In summary, this article has taken you on a journey through the world of Kanban. From its humble origins at Toyota to its current status as a global project management powerhouse, Kanban stands as a testament to efficiency, adaptability, and continuous improvement.

Whether you're a small team or a large organization, the principles of Kanban can be tailored to fit your unique needs, offering a clear path to streamlined workflows and enhanced productivity. By embracing Kanban, you can turn the chaos of unmanaged tasks into an organised and efficient process, propelling your projects and team dynamics towards project success.

Key Takeaway Points:
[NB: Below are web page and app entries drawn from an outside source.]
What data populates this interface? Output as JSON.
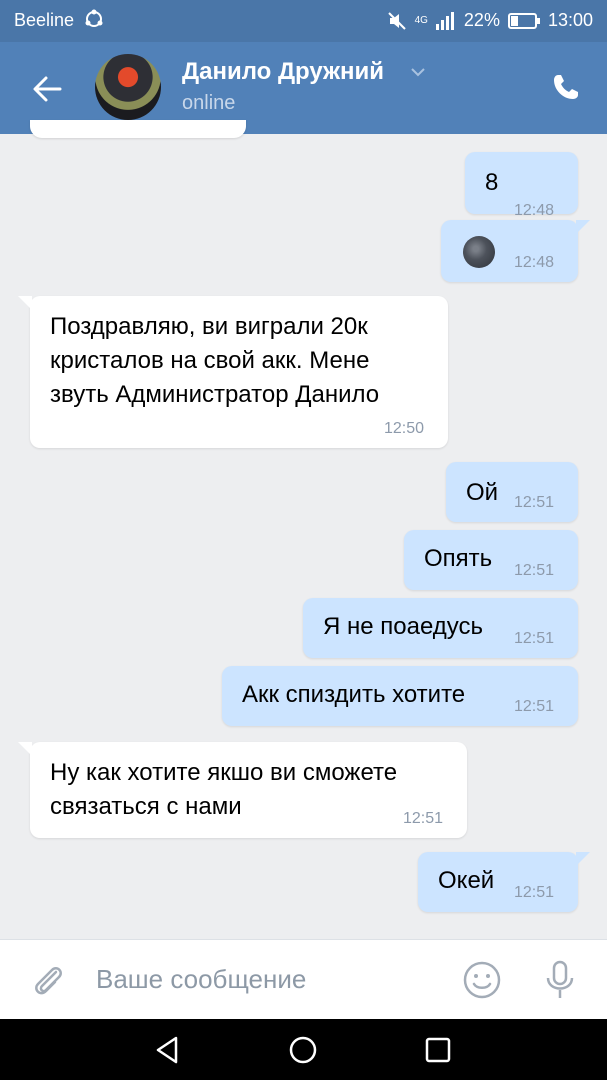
{
  "status_bar": {
    "carrier": "Beeline",
    "network": "4G",
    "battery": "22%",
    "time": "13:00"
  },
  "header": {
    "contact_name": "Данило Дружний",
    "presence": "online"
  },
  "messages": [
    {
      "direction": "out",
      "text": "8",
      "time": "12:48"
    },
    {
      "direction": "out",
      "text": "",
      "emoji": "new-moon-face",
      "time": "12:48"
    },
    {
      "direction": "in",
      "text": "Поздравляю, ви виграли 20к\nкристалов на свой акк. Мене\nзвуть Администратор Данило",
      "time": "12:50"
    },
    {
      "direction": "out",
      "text": "Ой",
      "time": "12:51"
    },
    {
      "direction": "out",
      "text": "Опять",
      "time": "12:51"
    },
    {
      "direction": "out",
      "text": "Я не поаедусь",
      "time": "12:51"
    },
    {
      "direction": "out",
      "text": "Акк спиздить хотите",
      "time": "12:51"
    },
    {
      "direction": "in",
      "text": "Ну как хотите якшо ви сможете\nсвязаться с нами",
      "time": "12:51"
    },
    {
      "direction": "out",
      "text": "Окей",
      "time": "12:51"
    }
  ],
  "composer": {
    "placeholder": "Ваше сообщение"
  },
  "icons": {
    "back": "arrow-left-icon",
    "call": "phone-icon",
    "attach": "paperclip-icon",
    "emoji": "smile-icon",
    "voice": "microphone-icon"
  },
  "colors": {
    "header": "#5181b8",
    "outgoing_bubble": "#cce4ff",
    "incoming_bubble": "#ffffff",
    "background": "#edeef0"
  }
}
  1. Kanban's Origins: Born in Toyota's factories, Kanban revolutionized production efficiency.
  2. Principles of Kanban: Visualization, WIP limits, flow management, explicit processes, feedback loops, collaboration, and continuous improvement.
  3. Setting Up a Kanban System: Choose your board, design your workflow, add tasks, implement WIP limits, monitor, and adapt.
  4. Implementing Kanban: Tailor Kanban to fit your team, engage everyone in the process, start small, and gradually expand.
  5. Choosing Kanban Software: Consider factors like ease of use, customization, integration, scalability, and support.
  6. Leveraging Technology: Use digital tools to enhance Kanban's effectiveness.
  7. Measuring Success: Track key metrics, use analytics tools, encourage feedback, and remain committed to continuous improvement.

Frequently Asked Questions:

  1. What is Kanban?
    1. Kanban is a visual project management method originating from Toyota's production system, focusing on workflow efficiency and adaptability.
  2. How does Kanban differ from other project management methodologies?
    1. Unlike traditional methodologies, Kanban emphasizes continuous delivery without overburdening team members, focusing on visualization, WIP limits, and flow management.
  3. What are the core principles of Kanban?
    1. Key principles include visualizing work, limiting work in progress, managing workflow, making process policies explicit, utilizing feedback loops, encouraging collaboration, and striving for continuous improvement.
  4. How do you set up a Kanban system?
    1. Start by choosing a physical or digital board, design your workflow stages, add tasks, implement WIP limits, and regularly review and adapt the system.
  5. What are some popular Kanban software options?
    1. Trello, Asana, Jira,, Kanbanize, and LeanKit are some popular options, each offering unique features and functionalities.
  6. How do you measure success with Kanban?
    1. Success is measured through key performance metrics like lead time, cycle time, throughput, and work item age, combined with regular reviews and feedback.